When writer Michelle DeRusha announced last year that she was working on a biography about Martin Luther’s wife, my first thought was–“Martin Luther had a wife?” I am a self-professed history nerd (it was my minor in college) and although I racked my brain, I couldn’t remember any history book ever mentioning the fact that the father of Protestantism had a wife. History, as we know, is often written by those who hold the most power over it. And, in the Middle Ages, women were not the primary stakeholders of history.
That, however, is changing. DeRusha’s work paints a fascinating portrait of a couple drawn together in a wave of political, theological and cultural change who, hand in hand, helped to shape the Modern era. The Luther’s story is a compelling and thought-provoking peek into the heart of Christian marriage.
Katharina and Martin Luther: The Radical Marriage of a Runaway Nun and a Renegade Monk isn’t a dry historical tome, but rather a rich and vivid exploration of life during the Reformation that pulls the reader in and doesn’t let go. DeRusha’s prose brings these historical figures to life, so much so that when reading the book you feel as if you’re there with the Luther’s, listening and participating in one of Martin Luther’s famous Table Talks.
So, what makes this such a fascinating read? Well, let me give you a sneak peek.
Katharina von Bora’s story begins when, as a young girl, she is essentially sold to the church by her family. Paying for a daughter to become a nun was cheaper than marrying her off, so many girls like Katharina found their life preordained behind cloister walls. Katharina became a nun at the age of sixteen. During this time, renegade monk Martin Luther was making waves across the country with his talk of church reformation. Luther wrote and spoke passionately against the practices of the Catholic Church. He urged the church to turn back to the practices of Jesus as laid out in Scripture.
Inspired by these ideas, Katharina (along with 12 other nuns) planned a daring escape from the confines of their convent. Once free of the convent, Katharina had little choice but to marry. Martin Luther attempted to play match-maker for her, but his choices didn’t work. Instead, much to his initial bewilderment, Luther found himself compelled to take Katharina as his wife. In his eyes, this marriage was an act of Christian charity.
At the time, Luther hardly knew the tsunami like force he had brought into his quiet life. Katharina quickly proved herself to be an indispensable “helpmate” to Luther. She took over the family finances, became his literary agent, challenged his thinking, was doctor, nurse and pharmacist, gave birth to six children and adopted several others, took part in theological discussions around the table and became Luther’s closest friend, ally and confidant.
One could argue that Martin Luther would not have had such a lasting impact on the world had it not been for Katharina.
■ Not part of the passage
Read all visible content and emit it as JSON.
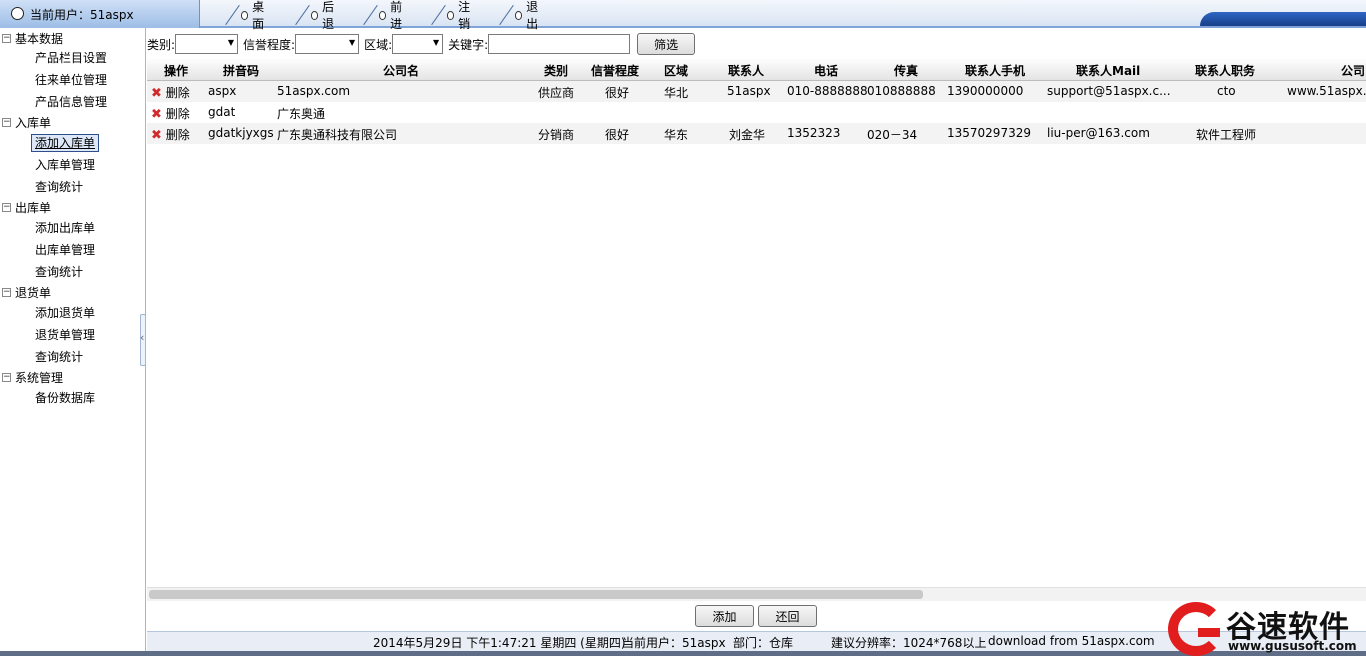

And yet, DeRusha’s book is more than just a history lesson. It is also an intimate and poignant (albeit nontraditional) love story that demonstrates the depth and power of Christian marriage. In Katharina and Martin Luther, we see Christian marriage as it should be; God-centered, selfless, equitable and full of grace.
To order Katharina and Martin Luther, click here. And, spread the word. It’s time this story was told.
Blessings and Peace, Sara